Mike Beamish, CanWest News Service; Vancouver Sun

Published: Saturday, June 17, 2006

VANCOUVER -- For a man who reportedly has his football team on the block, B.C. Lions owner David Braley seems unusually concerned about the future of the venue in which his club operates.

The outlook for B.C. Place Stadium site of the opening and closing ceremonies of the 2010 Winter OlympicsE_ beyond the end of this decade is open to speculation, given the skyrocketing value of the land on which it sits and the expansion of the downtown Convention Centre which could siphon off trade shows that sustain the stadium.

But Braley, a Burlington, Ont., businessman who rescued the Lions from receivership in 1996, believes that the 23-year-old Teflon-roofed dome hasn't outlived its usefulness and is necessary if Vancouver is to remain a big-event city. He is not interesting in partnering with Whitecaps owner Greg Kerfoot who is seeking to build a soccer stadium in the downtown core.

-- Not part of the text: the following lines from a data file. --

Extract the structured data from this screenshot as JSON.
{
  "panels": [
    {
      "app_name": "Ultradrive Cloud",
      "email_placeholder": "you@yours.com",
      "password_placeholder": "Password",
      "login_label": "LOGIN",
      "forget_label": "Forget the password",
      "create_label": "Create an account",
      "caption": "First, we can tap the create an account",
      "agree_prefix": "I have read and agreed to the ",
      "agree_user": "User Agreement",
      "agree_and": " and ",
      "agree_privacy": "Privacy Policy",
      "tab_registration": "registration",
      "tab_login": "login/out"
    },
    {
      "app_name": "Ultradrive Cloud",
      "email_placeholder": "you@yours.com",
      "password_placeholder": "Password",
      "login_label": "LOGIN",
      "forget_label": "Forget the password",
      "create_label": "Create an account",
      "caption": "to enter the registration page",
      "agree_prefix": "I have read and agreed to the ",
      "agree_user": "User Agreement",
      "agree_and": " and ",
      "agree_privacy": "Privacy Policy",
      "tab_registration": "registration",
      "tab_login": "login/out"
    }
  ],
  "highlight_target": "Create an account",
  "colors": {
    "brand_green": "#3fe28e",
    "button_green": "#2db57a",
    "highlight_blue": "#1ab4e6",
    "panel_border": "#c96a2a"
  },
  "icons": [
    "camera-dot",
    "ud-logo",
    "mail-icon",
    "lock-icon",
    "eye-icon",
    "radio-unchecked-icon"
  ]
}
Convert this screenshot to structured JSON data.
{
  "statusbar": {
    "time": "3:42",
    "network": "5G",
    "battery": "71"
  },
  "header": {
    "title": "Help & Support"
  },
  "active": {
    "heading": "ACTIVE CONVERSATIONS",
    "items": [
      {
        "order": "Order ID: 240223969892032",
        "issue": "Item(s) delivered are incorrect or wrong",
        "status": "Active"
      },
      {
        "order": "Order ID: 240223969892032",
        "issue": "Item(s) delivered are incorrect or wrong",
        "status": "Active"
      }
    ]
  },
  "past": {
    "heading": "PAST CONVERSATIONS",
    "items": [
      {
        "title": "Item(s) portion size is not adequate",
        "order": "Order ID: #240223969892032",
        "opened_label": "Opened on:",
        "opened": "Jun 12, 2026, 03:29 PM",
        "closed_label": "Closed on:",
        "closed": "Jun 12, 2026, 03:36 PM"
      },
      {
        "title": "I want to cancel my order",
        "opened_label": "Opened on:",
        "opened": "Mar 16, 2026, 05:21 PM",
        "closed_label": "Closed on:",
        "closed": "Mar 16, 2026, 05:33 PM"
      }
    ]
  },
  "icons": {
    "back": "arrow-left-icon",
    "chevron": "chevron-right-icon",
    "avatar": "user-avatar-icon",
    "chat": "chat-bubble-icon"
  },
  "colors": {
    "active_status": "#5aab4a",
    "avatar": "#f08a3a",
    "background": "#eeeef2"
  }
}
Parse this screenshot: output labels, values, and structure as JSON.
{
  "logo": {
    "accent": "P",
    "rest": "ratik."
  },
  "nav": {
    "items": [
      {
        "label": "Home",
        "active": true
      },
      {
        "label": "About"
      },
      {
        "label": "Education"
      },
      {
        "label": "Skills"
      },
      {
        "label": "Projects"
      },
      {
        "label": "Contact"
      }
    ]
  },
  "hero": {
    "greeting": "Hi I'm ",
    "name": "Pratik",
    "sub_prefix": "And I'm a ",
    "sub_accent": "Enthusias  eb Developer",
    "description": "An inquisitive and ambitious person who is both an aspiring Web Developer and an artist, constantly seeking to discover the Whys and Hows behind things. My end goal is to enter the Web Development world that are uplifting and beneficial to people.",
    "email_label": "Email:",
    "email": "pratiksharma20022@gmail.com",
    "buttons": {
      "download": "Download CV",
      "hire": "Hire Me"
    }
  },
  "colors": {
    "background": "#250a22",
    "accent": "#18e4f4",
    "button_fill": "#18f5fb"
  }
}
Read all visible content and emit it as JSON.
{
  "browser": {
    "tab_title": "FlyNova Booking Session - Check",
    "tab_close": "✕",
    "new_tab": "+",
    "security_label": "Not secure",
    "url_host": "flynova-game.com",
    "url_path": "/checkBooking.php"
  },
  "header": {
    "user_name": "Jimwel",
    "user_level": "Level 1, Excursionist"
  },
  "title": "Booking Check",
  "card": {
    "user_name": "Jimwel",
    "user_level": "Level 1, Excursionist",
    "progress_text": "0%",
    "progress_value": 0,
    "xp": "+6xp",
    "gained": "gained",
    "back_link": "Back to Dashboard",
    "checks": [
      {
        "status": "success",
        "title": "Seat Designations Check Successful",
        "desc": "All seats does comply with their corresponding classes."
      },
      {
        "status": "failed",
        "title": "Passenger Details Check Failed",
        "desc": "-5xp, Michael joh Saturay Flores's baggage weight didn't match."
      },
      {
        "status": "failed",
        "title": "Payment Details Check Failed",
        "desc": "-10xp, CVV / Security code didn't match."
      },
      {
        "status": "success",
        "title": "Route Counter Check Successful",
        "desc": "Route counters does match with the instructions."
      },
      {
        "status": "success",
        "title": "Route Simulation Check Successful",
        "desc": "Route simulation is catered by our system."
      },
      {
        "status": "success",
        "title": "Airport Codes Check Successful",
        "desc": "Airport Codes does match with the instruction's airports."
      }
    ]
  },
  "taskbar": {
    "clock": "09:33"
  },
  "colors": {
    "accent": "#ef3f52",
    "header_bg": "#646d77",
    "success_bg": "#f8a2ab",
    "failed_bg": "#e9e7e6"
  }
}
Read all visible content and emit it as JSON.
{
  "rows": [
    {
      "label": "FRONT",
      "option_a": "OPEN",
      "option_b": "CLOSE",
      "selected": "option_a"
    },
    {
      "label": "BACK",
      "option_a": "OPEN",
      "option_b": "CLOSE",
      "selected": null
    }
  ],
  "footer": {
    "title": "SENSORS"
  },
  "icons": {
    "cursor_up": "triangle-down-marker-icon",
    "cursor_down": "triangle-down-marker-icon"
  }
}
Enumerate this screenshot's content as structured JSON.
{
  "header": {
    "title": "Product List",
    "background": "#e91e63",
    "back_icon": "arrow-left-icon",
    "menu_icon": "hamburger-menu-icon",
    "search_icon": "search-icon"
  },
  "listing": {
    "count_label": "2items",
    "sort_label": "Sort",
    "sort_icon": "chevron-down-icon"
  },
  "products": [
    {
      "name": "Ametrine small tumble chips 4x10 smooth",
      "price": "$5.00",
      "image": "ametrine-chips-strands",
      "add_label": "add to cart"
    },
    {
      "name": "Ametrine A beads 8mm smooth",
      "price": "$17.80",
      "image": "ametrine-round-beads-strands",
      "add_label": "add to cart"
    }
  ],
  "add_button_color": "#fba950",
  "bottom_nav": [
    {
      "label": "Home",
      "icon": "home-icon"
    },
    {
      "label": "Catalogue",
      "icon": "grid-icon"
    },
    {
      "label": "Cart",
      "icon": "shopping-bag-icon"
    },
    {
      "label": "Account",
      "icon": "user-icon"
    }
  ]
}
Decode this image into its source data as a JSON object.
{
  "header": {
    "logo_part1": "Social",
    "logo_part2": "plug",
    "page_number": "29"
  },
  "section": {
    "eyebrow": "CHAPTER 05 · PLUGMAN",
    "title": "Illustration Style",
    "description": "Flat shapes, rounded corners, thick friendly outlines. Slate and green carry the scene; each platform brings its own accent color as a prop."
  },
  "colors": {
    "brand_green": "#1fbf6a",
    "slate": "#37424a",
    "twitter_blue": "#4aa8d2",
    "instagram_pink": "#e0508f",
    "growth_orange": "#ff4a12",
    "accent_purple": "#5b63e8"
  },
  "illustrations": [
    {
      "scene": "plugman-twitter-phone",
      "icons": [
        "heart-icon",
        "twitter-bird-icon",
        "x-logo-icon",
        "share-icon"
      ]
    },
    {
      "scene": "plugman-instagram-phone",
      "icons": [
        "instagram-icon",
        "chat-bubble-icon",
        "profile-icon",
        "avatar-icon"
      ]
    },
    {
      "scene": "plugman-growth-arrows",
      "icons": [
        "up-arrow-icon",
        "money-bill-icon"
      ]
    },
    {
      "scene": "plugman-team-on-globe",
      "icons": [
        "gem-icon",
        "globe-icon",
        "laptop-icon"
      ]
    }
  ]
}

"It's a really, really important major event facility," says Braley, who was in Vancouver for Friday's CFL opener against the Saskatchewan Roughriders. "The Grey Cup game last year probably had to be worth $45 million to the province. If you don't have a facility like this, in your city, downtown, you're in trouble, because you can't hold those kind of big civic events. I think they keep the facility. I think that's what will happen."

Link to comment
Share on other sites


  • Create New...